Every country irrespective of their economic capability aspired for nuclear weapons to boost their politico-military status which in turn increase bargaining position at least at regional level.
The spread threaten regional peace stability and create mutual disbelief in relations among the member nations.
Some of the programme which threat, mostly are by Israel, India-Pakistan, North Korea and South Africa. These nations have single or multiple rivals in their regions and lead to dangerous arms race.
The core problems of poverty, malnutrition, economic growth takes backseat while they believe that nuclear capability would bring more aid resulting with big powers intervention to wipe out ‘mutual threat’ and boost confidence among them. The aid is believed to propagate growth prospects. However, many of them struck with martial rule where there is no counter guarantee to dismantle the programme.
Democracies like India have its own problems with neighbours to show a real threat for its security. The world’s second most populated said to unbelieve soothing words from superpowers to come with terms to either NPT or CTBT.
Any eventual attack based on either provocation or unwarranted should have a retaliatory power/strength, as thought by the new members of the nuke club.
Irrespective of each member’s apprehensions over security in terms of defence and energy, there are other alternatives rather than involving with high risk, disastrous and cost ridden option for nuclear energy.
The main argument posed against saying nuclear energy as clean energy is that the fossil fuel makes environment worse, we are not bothered about power productions since it is not the real issue.
The costs for displacing waste are a great problem for small countries and high awareness oriented societies.
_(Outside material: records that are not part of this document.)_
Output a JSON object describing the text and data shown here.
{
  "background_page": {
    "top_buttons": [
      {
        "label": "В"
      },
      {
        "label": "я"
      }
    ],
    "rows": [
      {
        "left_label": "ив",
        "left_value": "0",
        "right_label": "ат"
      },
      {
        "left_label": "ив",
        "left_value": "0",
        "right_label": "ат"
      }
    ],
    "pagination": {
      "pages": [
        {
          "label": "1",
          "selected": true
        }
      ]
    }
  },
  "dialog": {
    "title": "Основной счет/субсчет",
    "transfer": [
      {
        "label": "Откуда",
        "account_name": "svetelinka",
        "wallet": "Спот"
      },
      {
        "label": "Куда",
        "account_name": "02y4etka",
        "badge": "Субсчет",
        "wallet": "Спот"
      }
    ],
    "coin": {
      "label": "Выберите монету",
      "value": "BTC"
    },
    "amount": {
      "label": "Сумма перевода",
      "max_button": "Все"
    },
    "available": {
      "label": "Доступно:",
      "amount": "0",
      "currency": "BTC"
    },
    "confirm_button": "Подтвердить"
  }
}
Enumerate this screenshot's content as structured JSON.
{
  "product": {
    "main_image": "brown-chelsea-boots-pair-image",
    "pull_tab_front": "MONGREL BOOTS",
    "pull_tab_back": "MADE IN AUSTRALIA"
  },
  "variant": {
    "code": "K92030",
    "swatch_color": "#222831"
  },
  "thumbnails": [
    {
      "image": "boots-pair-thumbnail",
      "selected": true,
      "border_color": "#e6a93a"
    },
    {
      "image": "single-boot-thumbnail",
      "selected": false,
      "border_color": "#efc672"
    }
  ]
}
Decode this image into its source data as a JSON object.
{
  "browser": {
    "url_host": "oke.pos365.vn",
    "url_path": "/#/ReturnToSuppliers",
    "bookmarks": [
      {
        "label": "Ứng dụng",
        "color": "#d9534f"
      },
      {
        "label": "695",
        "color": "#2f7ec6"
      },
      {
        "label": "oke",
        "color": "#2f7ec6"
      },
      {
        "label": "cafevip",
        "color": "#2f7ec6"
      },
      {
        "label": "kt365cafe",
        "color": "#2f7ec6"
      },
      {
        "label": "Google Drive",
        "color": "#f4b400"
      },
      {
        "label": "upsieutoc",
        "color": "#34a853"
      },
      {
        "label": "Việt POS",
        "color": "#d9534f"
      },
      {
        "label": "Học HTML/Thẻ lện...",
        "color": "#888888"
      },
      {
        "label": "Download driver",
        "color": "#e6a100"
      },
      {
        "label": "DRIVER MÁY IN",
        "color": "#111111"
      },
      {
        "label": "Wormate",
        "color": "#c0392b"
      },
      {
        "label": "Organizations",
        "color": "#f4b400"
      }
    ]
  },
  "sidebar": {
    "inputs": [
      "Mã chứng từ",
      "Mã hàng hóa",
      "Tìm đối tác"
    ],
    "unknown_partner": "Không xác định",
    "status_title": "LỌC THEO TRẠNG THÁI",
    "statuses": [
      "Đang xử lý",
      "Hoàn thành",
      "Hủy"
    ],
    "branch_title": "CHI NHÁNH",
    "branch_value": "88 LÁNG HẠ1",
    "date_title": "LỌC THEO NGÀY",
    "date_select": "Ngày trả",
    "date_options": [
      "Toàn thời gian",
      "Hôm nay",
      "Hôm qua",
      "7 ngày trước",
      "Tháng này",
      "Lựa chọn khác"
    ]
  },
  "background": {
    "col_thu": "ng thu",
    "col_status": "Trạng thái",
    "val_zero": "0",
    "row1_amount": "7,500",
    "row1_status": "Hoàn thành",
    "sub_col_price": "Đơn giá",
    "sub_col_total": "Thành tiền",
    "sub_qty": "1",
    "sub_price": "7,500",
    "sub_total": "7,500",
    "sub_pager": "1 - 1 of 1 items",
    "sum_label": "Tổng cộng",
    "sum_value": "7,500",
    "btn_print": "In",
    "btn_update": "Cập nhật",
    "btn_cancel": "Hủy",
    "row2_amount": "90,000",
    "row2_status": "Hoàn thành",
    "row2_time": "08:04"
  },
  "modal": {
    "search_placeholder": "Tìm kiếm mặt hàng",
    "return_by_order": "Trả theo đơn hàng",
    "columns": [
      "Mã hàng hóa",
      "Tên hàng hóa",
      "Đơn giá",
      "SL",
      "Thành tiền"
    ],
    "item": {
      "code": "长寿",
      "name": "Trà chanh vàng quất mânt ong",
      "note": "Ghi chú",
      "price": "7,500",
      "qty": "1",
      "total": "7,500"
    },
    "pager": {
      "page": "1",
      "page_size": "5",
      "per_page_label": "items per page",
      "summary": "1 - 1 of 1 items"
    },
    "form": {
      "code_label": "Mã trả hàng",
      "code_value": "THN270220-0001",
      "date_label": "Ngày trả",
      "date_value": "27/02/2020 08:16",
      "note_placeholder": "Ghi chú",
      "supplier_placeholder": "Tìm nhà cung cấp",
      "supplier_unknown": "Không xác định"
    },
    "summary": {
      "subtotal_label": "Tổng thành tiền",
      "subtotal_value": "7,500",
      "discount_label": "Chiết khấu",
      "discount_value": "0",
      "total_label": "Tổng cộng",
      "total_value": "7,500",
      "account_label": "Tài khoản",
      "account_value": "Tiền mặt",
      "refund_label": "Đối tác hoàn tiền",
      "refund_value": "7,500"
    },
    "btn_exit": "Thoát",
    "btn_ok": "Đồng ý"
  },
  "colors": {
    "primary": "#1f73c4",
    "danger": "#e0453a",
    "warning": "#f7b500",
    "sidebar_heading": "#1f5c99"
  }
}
Countries like India are thickly populated and have potential threat in the background of mass nuclear waste disposal sites. And too shrinking availability of space is another serious problem.
Considering all the facts together it is highly inadvisable to nuclear either for military or energy security. Instead, countries could engage with meaningful dialogues with neighbours and find natural ways to solve energy/power needs.
Finally, it is better to remember that there are no remedies for nuclear caused accidents or wars. A permanent peace for millions or billions could come with a high cost solution, rather than enjoyable life in the laps greener mother earth!